Top of Records provided

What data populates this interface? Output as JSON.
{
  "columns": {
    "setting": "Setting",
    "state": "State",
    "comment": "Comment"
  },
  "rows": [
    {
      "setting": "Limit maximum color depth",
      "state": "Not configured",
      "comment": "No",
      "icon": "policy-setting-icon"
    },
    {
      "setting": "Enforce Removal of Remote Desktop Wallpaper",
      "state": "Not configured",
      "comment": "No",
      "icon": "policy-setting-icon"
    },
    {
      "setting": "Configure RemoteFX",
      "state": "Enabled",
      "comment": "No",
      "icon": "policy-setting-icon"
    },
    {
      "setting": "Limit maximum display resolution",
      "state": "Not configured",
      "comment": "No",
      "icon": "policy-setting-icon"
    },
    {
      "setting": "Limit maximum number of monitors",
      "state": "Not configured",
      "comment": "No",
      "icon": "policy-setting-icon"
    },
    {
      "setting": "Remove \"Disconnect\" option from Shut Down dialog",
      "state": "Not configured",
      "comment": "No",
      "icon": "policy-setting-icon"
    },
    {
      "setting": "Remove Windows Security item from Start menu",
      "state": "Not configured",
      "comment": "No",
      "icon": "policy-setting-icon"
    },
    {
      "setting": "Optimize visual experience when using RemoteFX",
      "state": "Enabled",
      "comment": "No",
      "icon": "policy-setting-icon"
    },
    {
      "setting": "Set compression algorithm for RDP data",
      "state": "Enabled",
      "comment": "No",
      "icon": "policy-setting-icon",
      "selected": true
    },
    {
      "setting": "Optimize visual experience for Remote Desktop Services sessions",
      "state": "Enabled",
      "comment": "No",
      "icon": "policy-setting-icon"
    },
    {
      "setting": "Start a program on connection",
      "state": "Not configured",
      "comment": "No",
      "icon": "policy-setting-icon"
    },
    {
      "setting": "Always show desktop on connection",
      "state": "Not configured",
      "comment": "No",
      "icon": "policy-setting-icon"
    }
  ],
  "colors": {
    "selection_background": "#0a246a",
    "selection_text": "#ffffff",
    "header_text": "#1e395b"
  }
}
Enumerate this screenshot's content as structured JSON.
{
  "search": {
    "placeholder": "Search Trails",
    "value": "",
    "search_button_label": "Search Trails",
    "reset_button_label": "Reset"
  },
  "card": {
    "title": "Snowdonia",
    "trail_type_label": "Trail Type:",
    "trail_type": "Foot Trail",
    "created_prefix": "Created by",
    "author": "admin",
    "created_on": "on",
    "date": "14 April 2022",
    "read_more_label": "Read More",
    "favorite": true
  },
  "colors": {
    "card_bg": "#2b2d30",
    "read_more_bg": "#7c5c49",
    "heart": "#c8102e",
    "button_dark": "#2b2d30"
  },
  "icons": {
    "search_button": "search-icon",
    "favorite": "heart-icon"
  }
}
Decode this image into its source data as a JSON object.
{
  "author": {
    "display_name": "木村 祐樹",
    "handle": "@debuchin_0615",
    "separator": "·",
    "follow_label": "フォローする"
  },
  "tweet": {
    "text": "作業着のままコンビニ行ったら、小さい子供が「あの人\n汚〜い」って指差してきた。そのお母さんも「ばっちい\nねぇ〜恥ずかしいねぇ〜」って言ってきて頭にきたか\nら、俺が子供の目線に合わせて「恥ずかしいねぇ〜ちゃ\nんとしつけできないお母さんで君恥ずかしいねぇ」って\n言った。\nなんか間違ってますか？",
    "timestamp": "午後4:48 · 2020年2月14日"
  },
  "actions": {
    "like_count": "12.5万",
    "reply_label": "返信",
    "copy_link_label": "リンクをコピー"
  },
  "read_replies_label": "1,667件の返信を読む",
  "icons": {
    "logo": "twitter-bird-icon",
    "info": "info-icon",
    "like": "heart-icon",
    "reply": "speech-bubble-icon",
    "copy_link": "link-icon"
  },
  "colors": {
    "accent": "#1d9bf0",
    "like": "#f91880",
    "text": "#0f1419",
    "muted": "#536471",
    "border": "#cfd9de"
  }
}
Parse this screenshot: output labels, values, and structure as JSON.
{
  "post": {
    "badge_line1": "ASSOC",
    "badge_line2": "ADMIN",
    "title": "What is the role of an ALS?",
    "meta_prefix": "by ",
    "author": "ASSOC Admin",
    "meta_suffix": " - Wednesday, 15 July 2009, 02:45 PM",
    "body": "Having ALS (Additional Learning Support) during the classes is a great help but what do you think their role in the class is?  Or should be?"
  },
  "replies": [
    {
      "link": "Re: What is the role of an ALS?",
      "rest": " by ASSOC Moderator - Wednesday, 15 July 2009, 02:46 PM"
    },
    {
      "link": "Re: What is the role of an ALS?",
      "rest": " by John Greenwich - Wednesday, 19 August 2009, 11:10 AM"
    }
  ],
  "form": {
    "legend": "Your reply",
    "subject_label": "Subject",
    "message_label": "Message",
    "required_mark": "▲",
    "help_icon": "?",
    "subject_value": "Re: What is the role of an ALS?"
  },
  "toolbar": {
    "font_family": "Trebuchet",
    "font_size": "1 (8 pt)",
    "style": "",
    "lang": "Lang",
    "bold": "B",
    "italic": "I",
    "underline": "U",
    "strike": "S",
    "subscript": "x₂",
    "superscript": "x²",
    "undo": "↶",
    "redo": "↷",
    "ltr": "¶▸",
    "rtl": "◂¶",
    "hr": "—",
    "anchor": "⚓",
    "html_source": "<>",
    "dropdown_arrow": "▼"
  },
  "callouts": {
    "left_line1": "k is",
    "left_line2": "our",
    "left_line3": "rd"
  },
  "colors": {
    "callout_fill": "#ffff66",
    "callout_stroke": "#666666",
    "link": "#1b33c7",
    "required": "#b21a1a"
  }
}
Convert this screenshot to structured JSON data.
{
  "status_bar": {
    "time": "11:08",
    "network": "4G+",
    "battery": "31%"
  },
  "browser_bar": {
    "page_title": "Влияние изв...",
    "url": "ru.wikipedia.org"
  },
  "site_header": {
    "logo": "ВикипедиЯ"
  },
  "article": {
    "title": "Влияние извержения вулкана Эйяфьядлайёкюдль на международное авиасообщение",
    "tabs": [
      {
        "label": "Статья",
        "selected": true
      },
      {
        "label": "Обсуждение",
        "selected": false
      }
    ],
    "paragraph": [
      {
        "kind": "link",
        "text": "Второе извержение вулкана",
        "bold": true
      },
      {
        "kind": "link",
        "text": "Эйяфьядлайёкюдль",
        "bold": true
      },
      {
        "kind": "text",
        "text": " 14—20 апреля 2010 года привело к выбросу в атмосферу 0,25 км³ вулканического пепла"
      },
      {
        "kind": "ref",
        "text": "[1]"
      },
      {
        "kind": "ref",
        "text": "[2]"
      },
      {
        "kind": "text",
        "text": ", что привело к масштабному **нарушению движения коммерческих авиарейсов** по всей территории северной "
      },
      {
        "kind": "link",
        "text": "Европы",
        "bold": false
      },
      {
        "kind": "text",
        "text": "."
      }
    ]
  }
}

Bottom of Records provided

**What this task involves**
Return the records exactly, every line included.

**Reply**
What data populates this interface? Output as JSON.
{
  "columns": {
    "setting": "Setting",
    "state": "State",
    "comment": "Comment"
  },
  "rows": [
    {
      "setting": "Limit maximum color depth",
      "state": "Not configured",
      "comment": "No",
      "icon": "policy-setting-icon"
    },
    {
      "setting": "Enforce Removal of Remote Desktop Wallpaper",
      "state": "Not configured",
      "comment": "No",
      "icon": "policy-setting-icon"
    },
    {
      "setting": "Configure RemoteFX",
      "state": "Enabled",
      "comment": "No",
      "icon": "policy-setting-icon"
    },
    {
      "setting": "Limit maximum display resolution",
      "state": "Not configured",
      "comment": "No",
      "icon": "policy-setting-icon"
    },
    {
      "setting": "Limit maximum number of monitors",
      "state": "Not configured",
      "comment": "No",
      "icon": "policy-setting-icon"
    },
    {
      "setting": "Remove \"Disconnect\" option from Shut Down dialog",
      "state": "Not configured",
      "comment": "No",
      "icon": "policy-setting-icon"
    },
    {
      "setting": "Remove Windows Security item from Start menu",
      "state": "Not configured",
      "comment": "No",
      "icon": "policy-setting-icon"
    },
    {
      "setting": "Optimize visual experience when using RemoteFX",
      "state": "Enabled",
      "comment": "No",
      "icon": "policy-setting-icon"
    },
    {
      "setting": "Set compression algorithm for RDP data",
      "state": "Enabled",
      "comment": "No",
      "icon": "policy-setting-icon",
      "selected": true
    },
    {
      "setting": "Optimize visual experience for Remote Desktop Services sessions",
      "state": "Enabled",
      "comment": "No",
      "icon": "policy-setting-icon"
    },
    {
      "setting": "Start a program on connection",
      "state": "Not configured",
      "comment": "No",
      "icon": "policy-setting-icon"
    },
    {
      "setting": "Always show desktop on connection",
      "state": "Not configured",
      "comment": "No",
      "icon": "policy-setting-icon"
    }
  ],
  "colors": {
    "selection_background": "#0a246a",
    "selection_text": "#ffffff",
    "header_text": "#1e395b"
  }
}
Enumerate this screenshot's content as structured JSON.
{
  "search": {
    "placeholder": "Search Trails",
    "value": "",
    "search_button_label": "Search Trails",
    "reset_button_label": "Reset"
  },
  "card": {
    "title": "Snowdonia",
    "trail_type_label": "Trail Type:",
    "trail_type": "Foot Trail",
    "created_prefix": "Created by",
    "author": "admin",
    "created_on": "on",
    "date": "14 April 2022",
    "read_more_label": "Read More",
    "favorite": true
  },
  "colors": {
    "card_bg": "#2b2d30",
    "read_more_bg": "#7c5c49",
    "heart": "#c8102e",
    "button_dark": "#2b2d30"
  },
  "icons": {
    "search_button": "search-icon",
    "favorite": "heart-icon"
  }
}
Decode this image into its source data as a JSON object.
{
  "author": {
    "display_name": "木村 祐樹",
    "handle": "@debuchin_0615",
    "separator": "·",
    "follow_label": "フォローする"
  },
  "tweet": {
    "text": "作業着のままコンビニ行ったら、小さい子供が「あの人\n汚〜い」って指差してきた。そのお母さんも「ばっちい\nねぇ〜恥ずかしいねぇ〜」って言ってきて頭にきたか\nら、俺が子供の目線に合わせて「恥ずかしいねぇ〜ちゃ\nんとしつけできないお母さんで君恥ずかしいねぇ」って\n言った。\nなんか間違ってますか？",
    "timestamp": "午後4:48 · 2020年2月14日"
  },
  "actions": {
    "like_count": "12.5万",
    "reply_label": "返信",
    "copy_link_label": "リンクをコピー"
  },
  "read_replies_label": "1,667件の返信を読む",
  "icons": {
    "logo": "twitter-bird-icon",
    "info": "info-icon",
    "like": "heart-icon",
    "reply": "speech-bubble-icon",
    "copy_link": "link-icon"
  },
  "colors": {
    "accent": "#1d9bf0",
    "like": "#f91880",
    "text": "#0f1419",
    "muted": "#536471",
    "border": "#cfd9de"
  }
}
Parse this screenshot: output labels, values, and structure as JSON.
{
  "post": {
    "badge_line1": "ASSOC",
    "badge_line2": "ADMIN",
    "title": "What is the role of an ALS?",
    "meta_prefix": "by ",
    "author": "ASSOC Admin",
    "meta_suffix": " - Wednesday, 15 July 2009, 02:45 PM",
    "body": "Having ALS (Additional Learning Support) during the classes is a great help but what do you think their role in the class is?  Or should be?"
  },
  "replies": [
    {
      "link": "Re: What is the role of an ALS?",
      "rest": " by ASSOC Moderator - Wednesday, 15 July 2009, 02:46 PM"
    },
    {
      "link": "Re: What is the role of an ALS?",
      "rest": " by John Greenwich - Wednesday, 19 August 2009, 11:10 AM"
    }
  ],
  "form": {
    "legend": "Your reply",
    "subject_label": "Subject",
    "message_label": "Message",
    "required_mark": "▲",
    "help_icon": "?",
    "subject_value": "Re: What is the role of an ALS?"
  },
  "toolbar": {
    "font_family": "Trebuchet",
    "font_size": "1 (8 pt)",
    "style": "",
    "lang": "Lang",
    "bold": "B",
    "italic": "I",
    "underline": "U",
    "strike": "S",
    "subscript": "x₂",
    "superscript": "x²",
    "undo": "↶",
    "redo": "↷",
    "ltr": "¶▸",
    "rtl": "◂¶",
    "hr": "—",
    "anchor": "⚓",
    "html_source": "<>",
    "dropdown_arrow": "▼"
  },
  "callouts": {
    "left_line1": "k is",
    "left_line2": "our",
    "left_line3": "rd"
  },
  "colors": {
    "callout_fill": "#ffff66",
    "callout_stroke": "#666666",
    "link": "#1b33c7",
    "required": "#b21a1a"
  }
}
Convert this screenshot to structured JSON data.
{
  "status_bar": {
    "time": "11:08",
    "network": "4G+",
    "battery": "31%"
  },
  "browser_bar": {
    "page_title": "Влияние изв...",
    "url": "ru.wikipedia.org"
  },
  "site_header": {
    "logo": "ВикипедиЯ"
  },
  "article": {
    "title": "Влияние извержения вулкана Эйяфьядлайёкюдль на международное авиасообщение",
    "tabs": [
      {
        "label": "Статья",
        "selected": true
      },
      {
        "label": "Обсуждение",
        "selected": false
      }
    ],
    "paragraph": [
      {
        "kind": "link",
        "text": "Второе извержение вулкана",
        "bold": true
      },
      {
        "kind": "link",
        "text": "Эйяфьядлайёкюдль",
        "bold": true
      },
      {
        "kind": "text",
        "text": " 14—20 апреля 2010 года привело к выбросу в атмосферу 0,25 км³ вулканического пепла"
      },
      {
        "kind": "ref",
        "text": "[1]"
      },
      {
        "kind": "ref",
        "text": "[2]"
      },
      {
        "kind": "text",
        "text": ", что привело к масштабному **нарушению движения коммерческих авиарейсов** по всей территории северной "
      },
      {
        "kind": "link",
        "text": "Европы",
        "bold": false
      },
      {
        "kind": "text",
        "text": "."
      }
    ]
  }
}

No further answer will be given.